§ Records to use:
+ + +
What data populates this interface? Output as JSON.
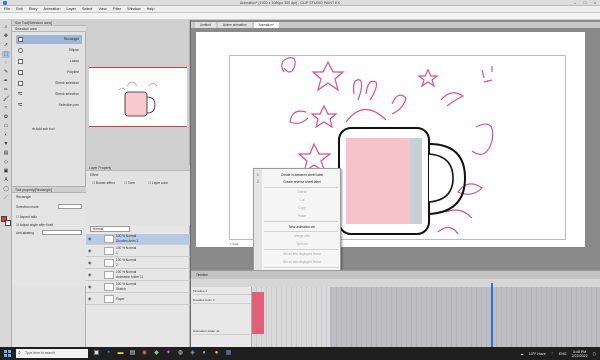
{
  "titlebar": {
    "title": "Animation* (1920 x 1080px 300 dpi) - CLIP STUDIO PAINT EX"
  },
  "menubar": {
    "items": [
      "File",
      "Edit",
      "Story",
      "Animation",
      "Layer",
      "Select",
      "View",
      "Filter",
      "Window",
      "Help"
    ]
  },
  "window_controls": [
    "–",
    "□",
    "×"
  ],
  "subtool_panel": {
    "header": "Sub Tool[Selection area]",
    "tool_header": "Selection area",
    "items": [
      "Rectangle",
      "Ellipse",
      "Lasso",
      "Polyline",
      "Shrink selection",
      "Shrink selection",
      "Selection pen"
    ],
    "add_label": "Add sub tool"
  },
  "tool_property": {
    "header": "Tool property[Rectangle]",
    "tool_name": "Rectangle",
    "rows": [
      "Selection mode",
      "Aspect ratio",
      "Adjust angle after fixed",
      "Anti-aliasing"
    ]
  },
  "layer_property": {
    "header": "Layer Property",
    "effect_label": "Effect",
    "options": [
      "Border effect",
      "Tone",
      "Layer color"
    ]
  },
  "layer_panel": {
    "blend_mode": "Normal",
    "layers": [
      {
        "name": "100 % Normal",
        "sub": "Doodles Anim 2"
      },
      {
        "name": "100 % Normal",
        "sub": "1"
      },
      {
        "name": "100 % Normal",
        "sub": "2"
      },
      {
        "name": "100 % Normal",
        "sub": "Animation folder 11"
      },
      {
        "name": "100 % Normal",
        "sub": "Sketch"
      },
      {
        "name": "Paper",
        "sub": ""
      }
    ]
  },
  "canvas": {
    "tabs": [
      "Untitled",
      "Anime animation",
      "Animation*"
    ],
    "active_tab": "Animation*",
    "frame_label": "1 data"
  },
  "context_menu": {
    "items": [
      {
        "num": "1",
        "label": "Create in-between sheet label",
        "enabled": true
      },
      {
        "num": "2",
        "label": "Create reverse sheet label",
        "enabled": true
      },
      {
        "num": "",
        "label": "Delete",
        "enabled": false
      },
      {
        "num": "",
        "label": "Cut",
        "enabled": false
      },
      {
        "num": "",
        "label": "Copy",
        "enabled": false
      },
      {
        "num": "",
        "label": "Paste",
        "enabled": false
      },
      {
        "num": "",
        "label": "New animation cel",
        "enabled": true
      },
      {
        "num": "",
        "label": "Merge cels",
        "enabled": false
      },
      {
        "num": "",
        "label": "Split cel",
        "enabled": false
      },
      {
        "num": "",
        "label": "Set as first displayed frame",
        "enabled": false
      },
      {
        "num": "",
        "label": "Set as last displayed frame",
        "enabled": false
      },
      {
        "num": "",
        "label": "Insert frame",
        "enabled": true
      },
      {
        "num": "",
        "label": "Delete frame",
        "enabled": true
      }
    ],
    "input_value": "1"
  },
  "timeline": {
    "header": "Timeline",
    "tracks": [
      "Timeline 1",
      "Doodles Anim 2",
      "Animation folder 11"
    ]
  },
  "taskbar": {
    "search_placeholder": "Type here to search",
    "weather": "10°F Haze",
    "language": "ENG",
    "time": "3:45 PM",
    "date": "2/22/2022"
  }
}
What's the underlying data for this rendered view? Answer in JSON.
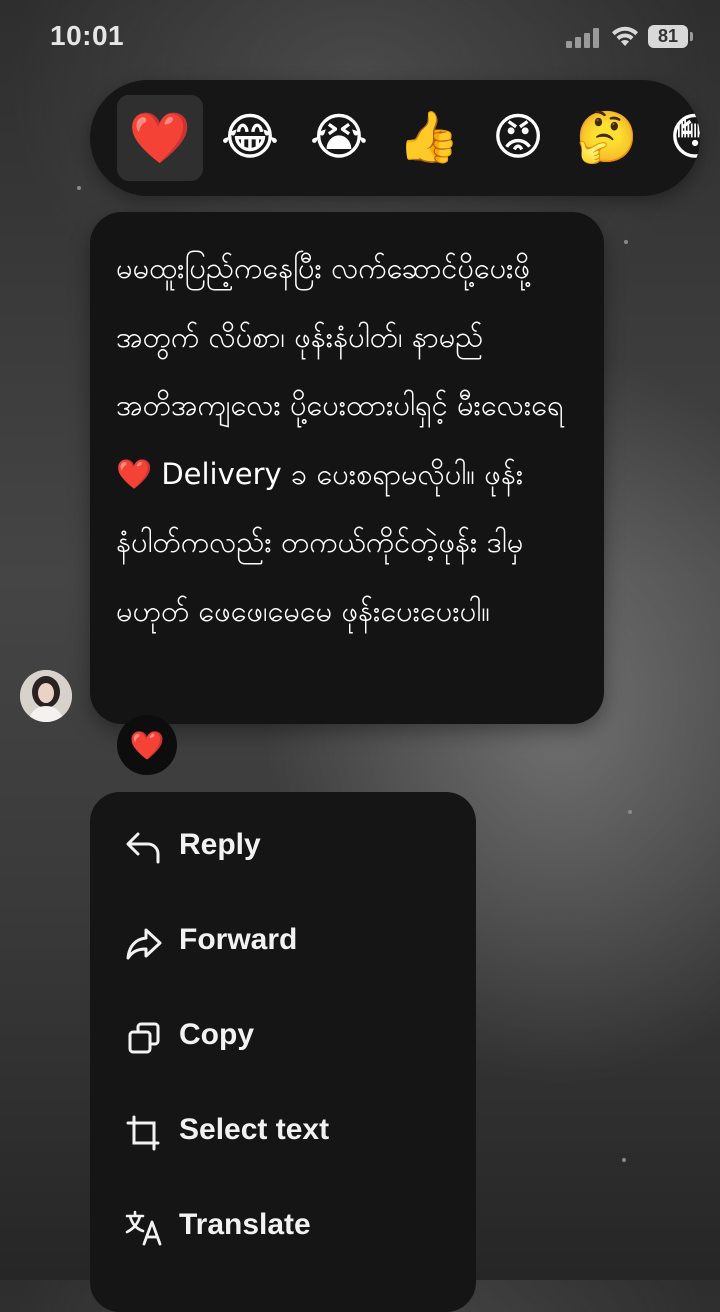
{
  "status_bar": {
    "time": "10:01",
    "battery": "81"
  },
  "reactions": [
    {
      "emoji": "❤️",
      "name": "heart",
      "selected": true
    },
    {
      "emoji": "😂",
      "name": "laughing"
    },
    {
      "emoji": "😭",
      "name": "crying"
    },
    {
      "emoji": "👍",
      "name": "thumbs-up"
    },
    {
      "emoji": "😡",
      "name": "angry"
    },
    {
      "emoji": "🤔",
      "name": "thinking"
    },
    {
      "emoji": "😳",
      "name": "flushed"
    }
  ],
  "message": {
    "text": "မမထူးပြည့်ကနေပြီး လက်ဆောင်ပို့ပေးဖို့အတွက် လိပ်စာ၊ ဖုန်းနံပါတ်၊ နာမည် အတိအကျလေး ပို့ပေးထားပါရှင့် မီးလေးရေ❤️ Delivery ခ ပေးစရာမလိုပါ။ ဖုန်းနံပါတ်ကလည်း တကယ်ကိုင်တဲ့ဖုန်း ဒါမှမဟုတ် ဖေဖေ၊မေမေ ဖုန်းပေးပေးပါ။",
    "reaction": "❤️"
  },
  "menu": {
    "reply": "Reply",
    "forward": "Forward",
    "copy": "Copy",
    "select_text": "Select text",
    "translate": "Translate"
  }
}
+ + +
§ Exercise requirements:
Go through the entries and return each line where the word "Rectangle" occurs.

§ Written response:
      "Rectangle",
    "header": "Tool property[Rectangle]",
    "tool_name": "Rectangle",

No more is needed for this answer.